→ EXERCISE BRIEF
Would you give the number of lines in the entries that contain the word "performance"? Nothing else is needed.

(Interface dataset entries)
━━━━━━━━━━━━━━━━

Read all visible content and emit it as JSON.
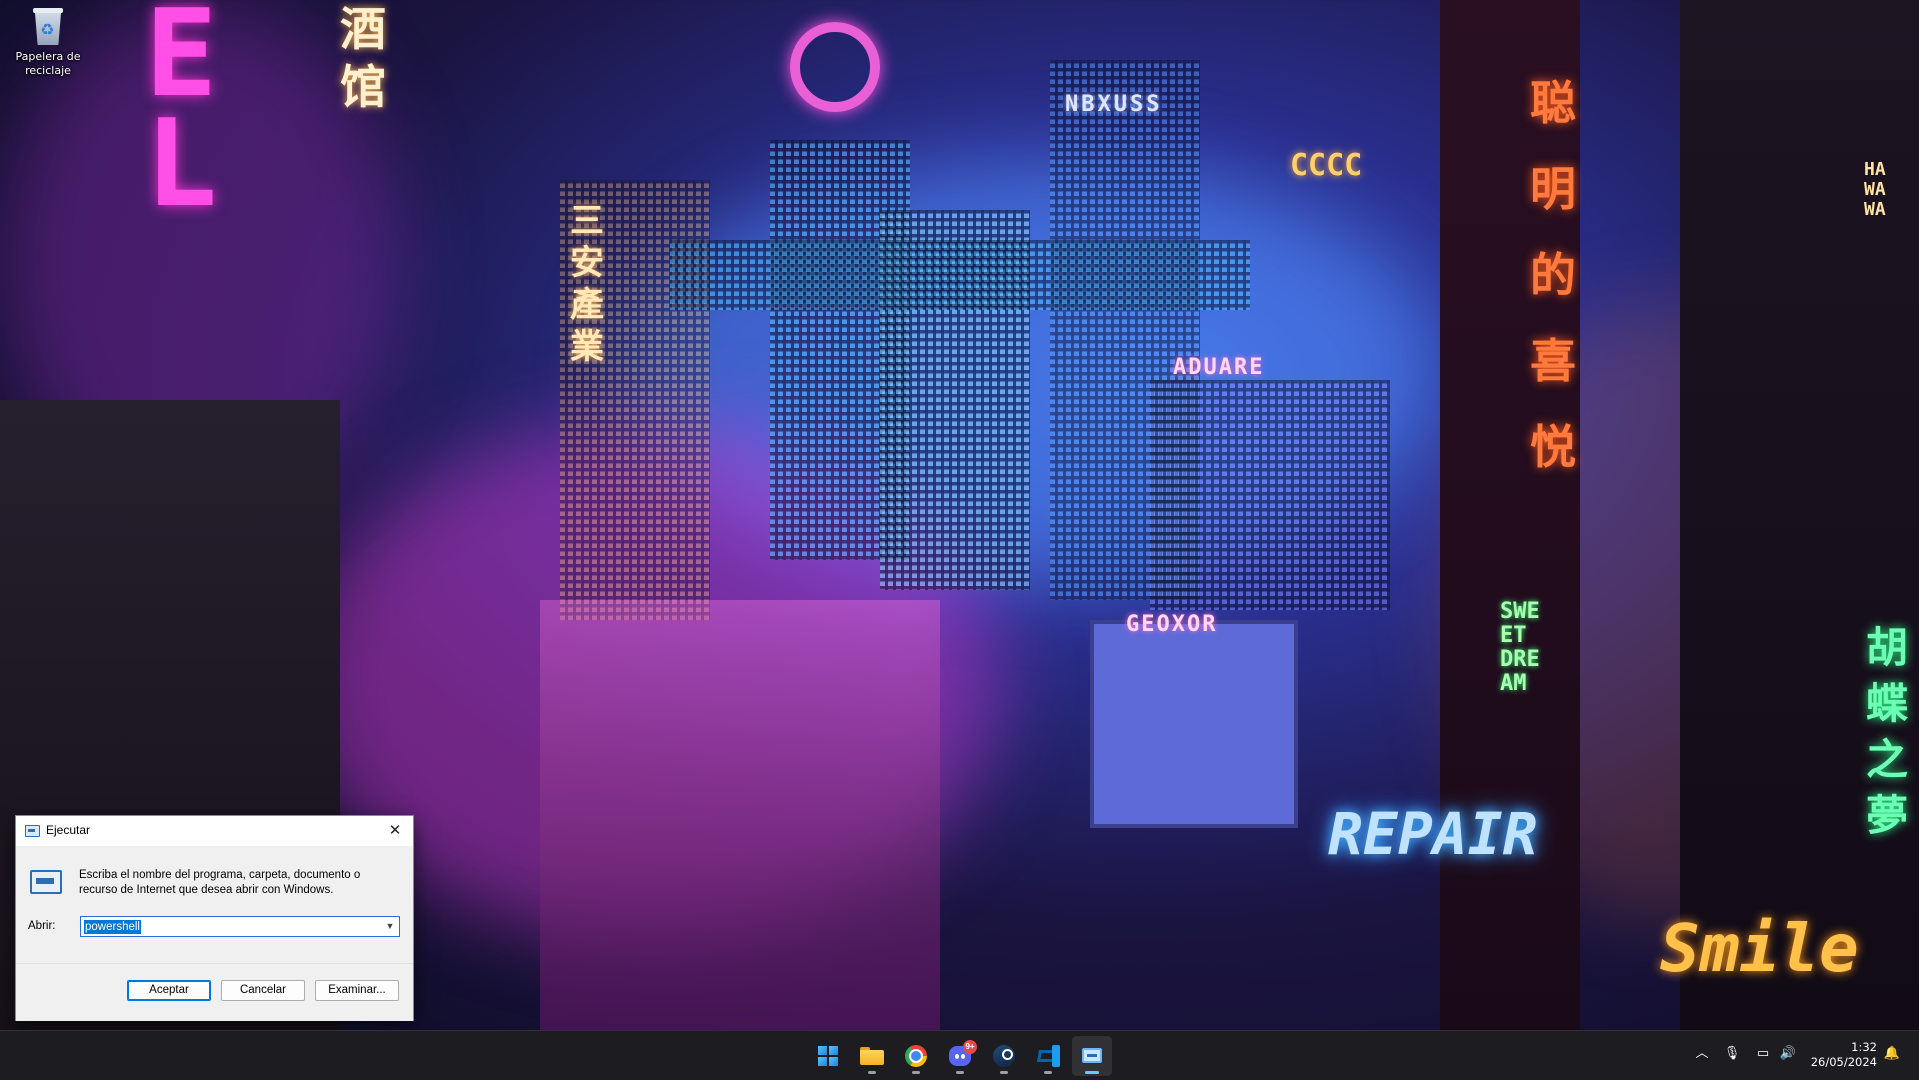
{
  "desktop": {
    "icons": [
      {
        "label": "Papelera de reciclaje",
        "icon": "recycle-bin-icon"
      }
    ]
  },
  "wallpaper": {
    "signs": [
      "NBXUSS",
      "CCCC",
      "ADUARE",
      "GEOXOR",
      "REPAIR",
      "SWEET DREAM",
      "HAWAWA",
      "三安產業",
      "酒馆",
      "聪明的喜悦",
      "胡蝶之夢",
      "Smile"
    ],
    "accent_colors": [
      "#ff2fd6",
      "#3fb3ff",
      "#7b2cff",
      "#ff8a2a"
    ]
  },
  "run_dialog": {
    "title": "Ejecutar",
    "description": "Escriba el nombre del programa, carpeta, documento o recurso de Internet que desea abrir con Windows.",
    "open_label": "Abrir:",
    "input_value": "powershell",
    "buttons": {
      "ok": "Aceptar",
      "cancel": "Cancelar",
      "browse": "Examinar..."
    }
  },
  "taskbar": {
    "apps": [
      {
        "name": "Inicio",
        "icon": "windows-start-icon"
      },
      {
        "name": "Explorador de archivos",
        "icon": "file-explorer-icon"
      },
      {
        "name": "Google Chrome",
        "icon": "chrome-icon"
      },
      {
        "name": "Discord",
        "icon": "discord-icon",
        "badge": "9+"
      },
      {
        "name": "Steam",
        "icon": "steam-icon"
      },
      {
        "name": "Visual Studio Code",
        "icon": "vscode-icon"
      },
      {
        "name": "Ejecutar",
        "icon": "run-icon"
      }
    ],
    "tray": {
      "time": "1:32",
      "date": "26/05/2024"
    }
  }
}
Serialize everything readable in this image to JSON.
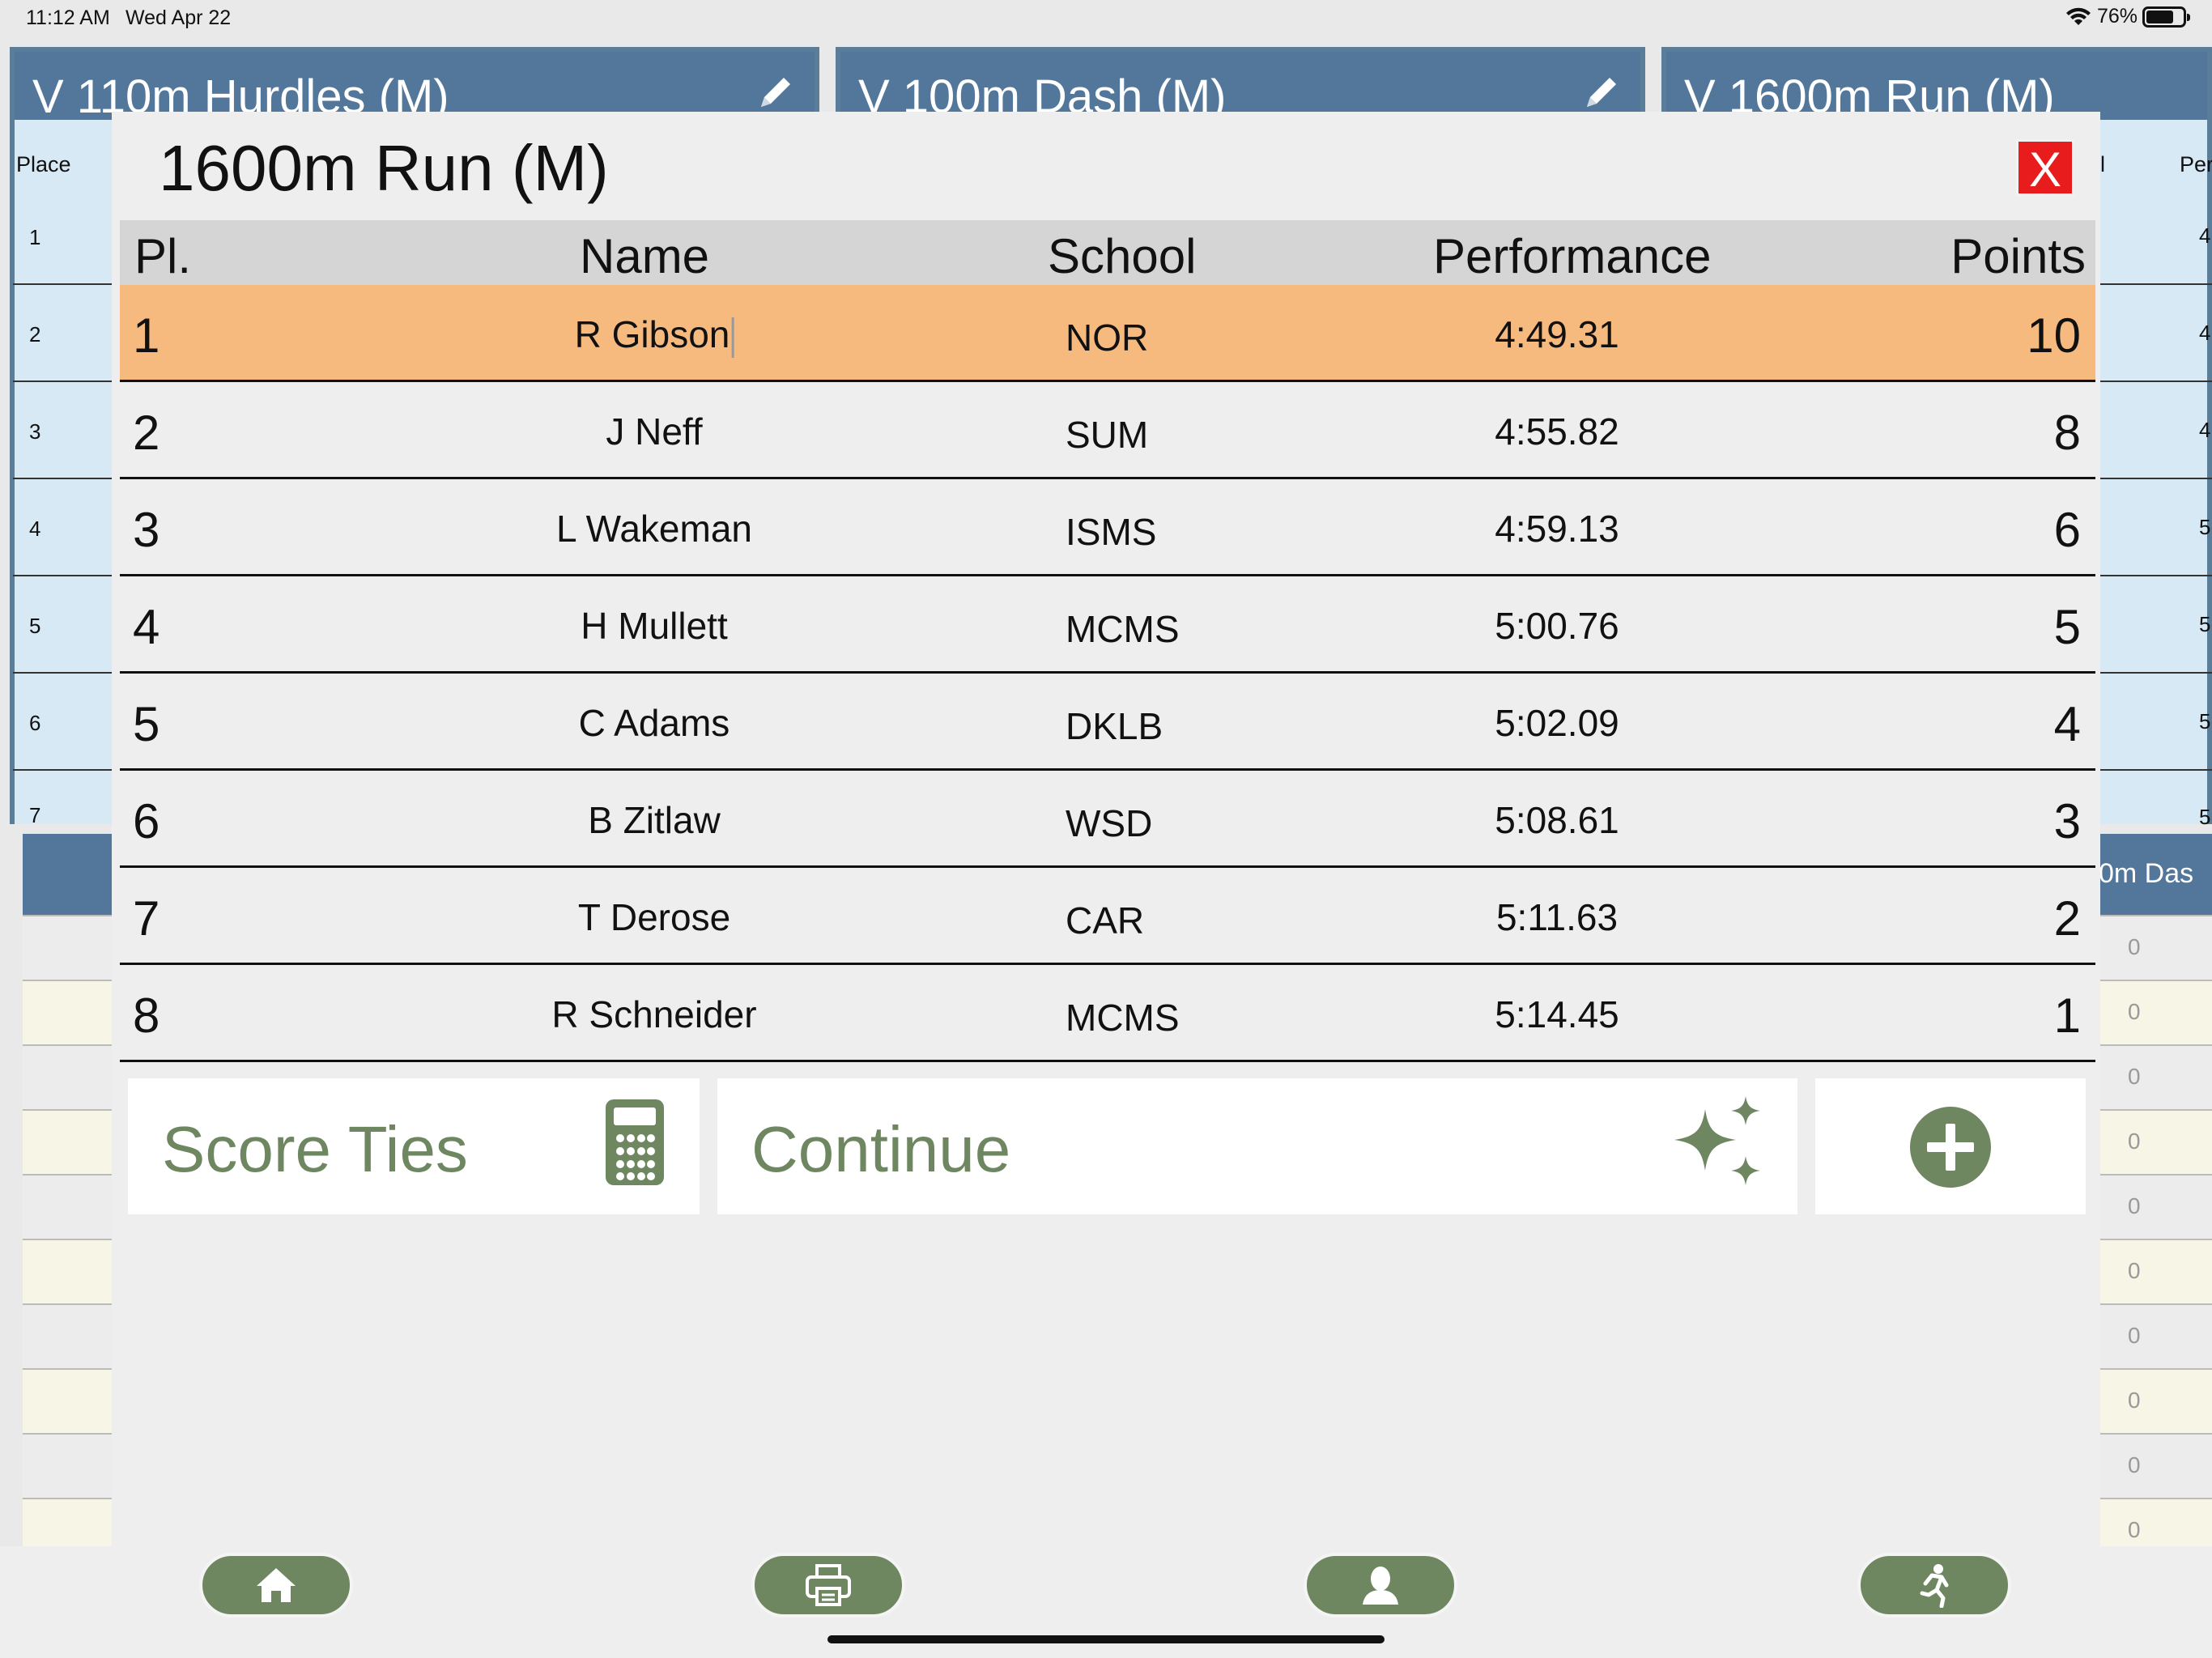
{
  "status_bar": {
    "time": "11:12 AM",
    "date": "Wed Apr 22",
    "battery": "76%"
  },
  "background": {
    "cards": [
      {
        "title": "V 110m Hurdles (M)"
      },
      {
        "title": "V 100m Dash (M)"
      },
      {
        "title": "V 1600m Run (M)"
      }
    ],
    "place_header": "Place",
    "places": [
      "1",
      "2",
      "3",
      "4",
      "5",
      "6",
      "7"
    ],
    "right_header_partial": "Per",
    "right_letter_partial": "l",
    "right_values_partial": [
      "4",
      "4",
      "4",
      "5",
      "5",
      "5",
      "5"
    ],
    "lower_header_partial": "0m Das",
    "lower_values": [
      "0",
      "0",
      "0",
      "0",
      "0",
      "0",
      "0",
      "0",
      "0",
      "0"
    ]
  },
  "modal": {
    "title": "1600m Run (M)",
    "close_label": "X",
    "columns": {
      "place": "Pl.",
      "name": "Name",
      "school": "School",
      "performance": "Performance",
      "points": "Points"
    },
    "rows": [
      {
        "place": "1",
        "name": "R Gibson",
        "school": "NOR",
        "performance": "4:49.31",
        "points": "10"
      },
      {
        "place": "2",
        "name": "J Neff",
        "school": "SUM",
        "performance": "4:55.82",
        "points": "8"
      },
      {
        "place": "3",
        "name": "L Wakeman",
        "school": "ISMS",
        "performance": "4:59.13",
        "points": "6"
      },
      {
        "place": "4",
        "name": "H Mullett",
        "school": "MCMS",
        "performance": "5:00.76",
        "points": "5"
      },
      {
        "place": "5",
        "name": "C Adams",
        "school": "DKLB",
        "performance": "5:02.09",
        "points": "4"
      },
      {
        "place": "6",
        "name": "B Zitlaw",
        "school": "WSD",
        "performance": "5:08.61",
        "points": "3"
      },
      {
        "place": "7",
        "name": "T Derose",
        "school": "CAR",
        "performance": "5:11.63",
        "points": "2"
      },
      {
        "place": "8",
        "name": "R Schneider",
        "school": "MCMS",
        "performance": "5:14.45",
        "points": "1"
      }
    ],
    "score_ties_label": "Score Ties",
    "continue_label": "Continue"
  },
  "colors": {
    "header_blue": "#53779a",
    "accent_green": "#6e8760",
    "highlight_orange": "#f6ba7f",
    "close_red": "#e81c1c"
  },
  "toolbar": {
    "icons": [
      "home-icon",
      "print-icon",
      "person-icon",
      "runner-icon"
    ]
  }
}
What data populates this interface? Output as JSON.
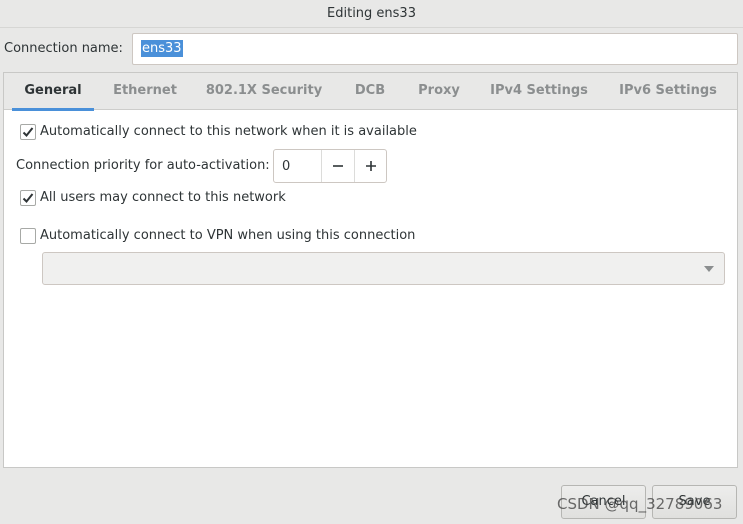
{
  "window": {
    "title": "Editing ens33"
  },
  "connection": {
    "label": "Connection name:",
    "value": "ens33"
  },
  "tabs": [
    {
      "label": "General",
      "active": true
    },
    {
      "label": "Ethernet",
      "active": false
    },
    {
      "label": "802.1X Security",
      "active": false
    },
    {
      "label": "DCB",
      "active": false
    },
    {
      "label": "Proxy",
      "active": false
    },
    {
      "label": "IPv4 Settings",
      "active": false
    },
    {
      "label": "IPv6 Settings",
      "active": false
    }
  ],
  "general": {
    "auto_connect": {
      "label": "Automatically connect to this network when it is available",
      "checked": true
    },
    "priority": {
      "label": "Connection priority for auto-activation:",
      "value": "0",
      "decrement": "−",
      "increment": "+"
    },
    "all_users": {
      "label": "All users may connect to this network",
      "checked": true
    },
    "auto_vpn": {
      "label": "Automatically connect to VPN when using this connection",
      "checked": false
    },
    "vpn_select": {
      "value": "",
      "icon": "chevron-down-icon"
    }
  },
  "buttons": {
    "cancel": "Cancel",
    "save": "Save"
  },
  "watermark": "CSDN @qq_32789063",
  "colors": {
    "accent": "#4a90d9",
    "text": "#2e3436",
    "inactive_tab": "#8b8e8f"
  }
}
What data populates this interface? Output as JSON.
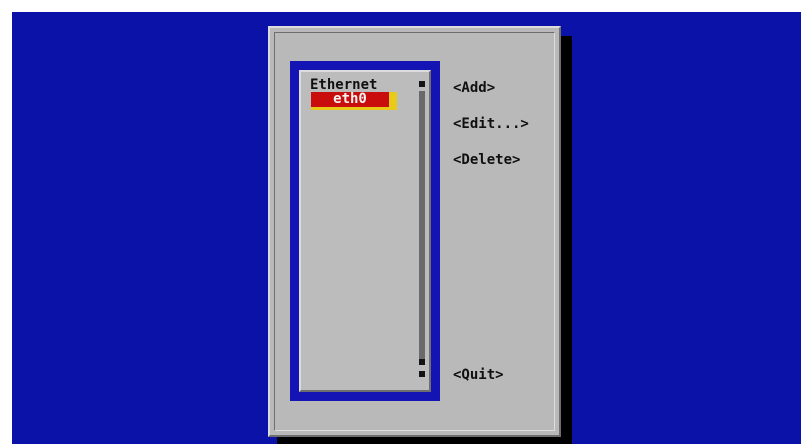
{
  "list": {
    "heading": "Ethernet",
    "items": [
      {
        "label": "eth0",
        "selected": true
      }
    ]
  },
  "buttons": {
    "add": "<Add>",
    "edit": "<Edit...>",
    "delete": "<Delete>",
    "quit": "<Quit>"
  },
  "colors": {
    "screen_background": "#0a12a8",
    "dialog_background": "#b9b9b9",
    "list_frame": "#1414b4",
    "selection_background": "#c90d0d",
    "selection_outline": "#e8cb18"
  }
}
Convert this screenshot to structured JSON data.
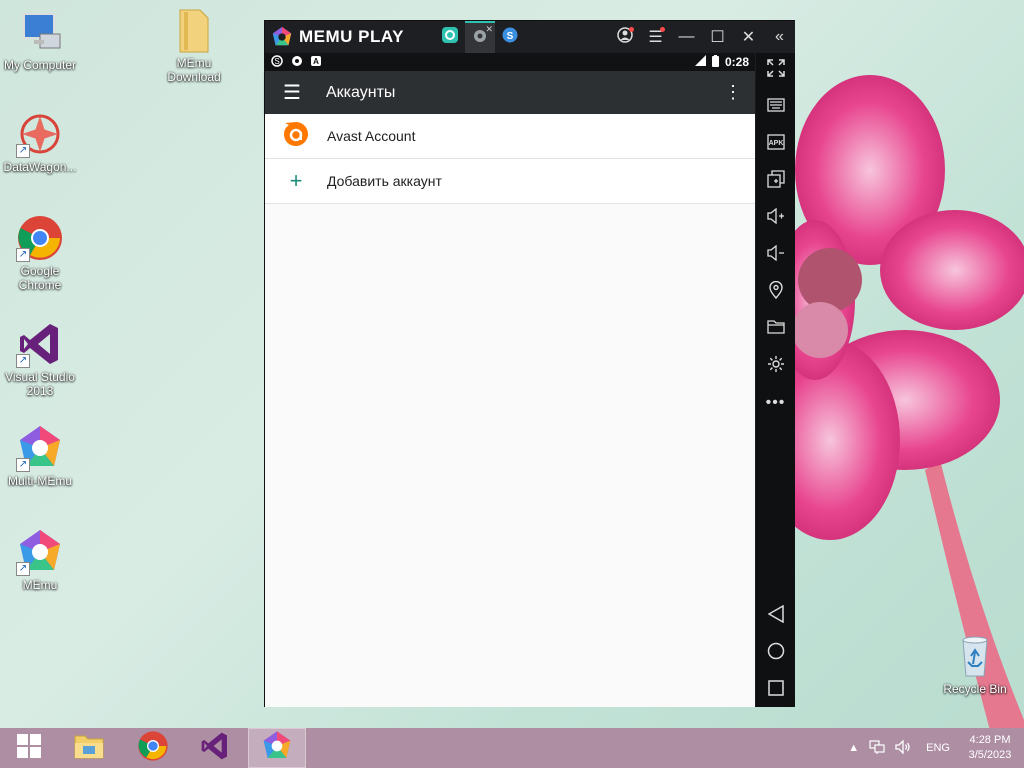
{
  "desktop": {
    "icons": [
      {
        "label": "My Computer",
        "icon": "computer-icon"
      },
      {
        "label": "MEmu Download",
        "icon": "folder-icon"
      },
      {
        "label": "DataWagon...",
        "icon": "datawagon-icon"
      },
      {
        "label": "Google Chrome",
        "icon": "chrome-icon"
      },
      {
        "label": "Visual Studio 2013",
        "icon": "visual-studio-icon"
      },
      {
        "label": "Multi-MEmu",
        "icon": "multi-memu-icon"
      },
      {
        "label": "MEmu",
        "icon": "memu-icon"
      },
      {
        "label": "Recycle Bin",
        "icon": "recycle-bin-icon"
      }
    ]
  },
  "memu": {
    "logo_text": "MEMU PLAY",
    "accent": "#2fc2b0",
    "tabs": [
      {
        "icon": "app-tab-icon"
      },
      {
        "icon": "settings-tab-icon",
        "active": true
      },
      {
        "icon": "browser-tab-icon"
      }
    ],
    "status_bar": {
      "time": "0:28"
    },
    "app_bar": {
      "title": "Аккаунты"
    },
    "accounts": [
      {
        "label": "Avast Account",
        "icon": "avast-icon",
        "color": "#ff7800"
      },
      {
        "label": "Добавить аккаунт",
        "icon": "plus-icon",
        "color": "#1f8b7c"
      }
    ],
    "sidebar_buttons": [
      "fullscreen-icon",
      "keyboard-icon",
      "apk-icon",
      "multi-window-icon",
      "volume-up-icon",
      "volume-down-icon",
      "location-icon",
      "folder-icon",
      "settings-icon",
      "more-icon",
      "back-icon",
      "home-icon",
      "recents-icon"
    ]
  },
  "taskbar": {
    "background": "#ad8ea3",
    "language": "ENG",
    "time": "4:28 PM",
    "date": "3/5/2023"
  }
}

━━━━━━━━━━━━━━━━

→ EXERCISE RESPONSE
9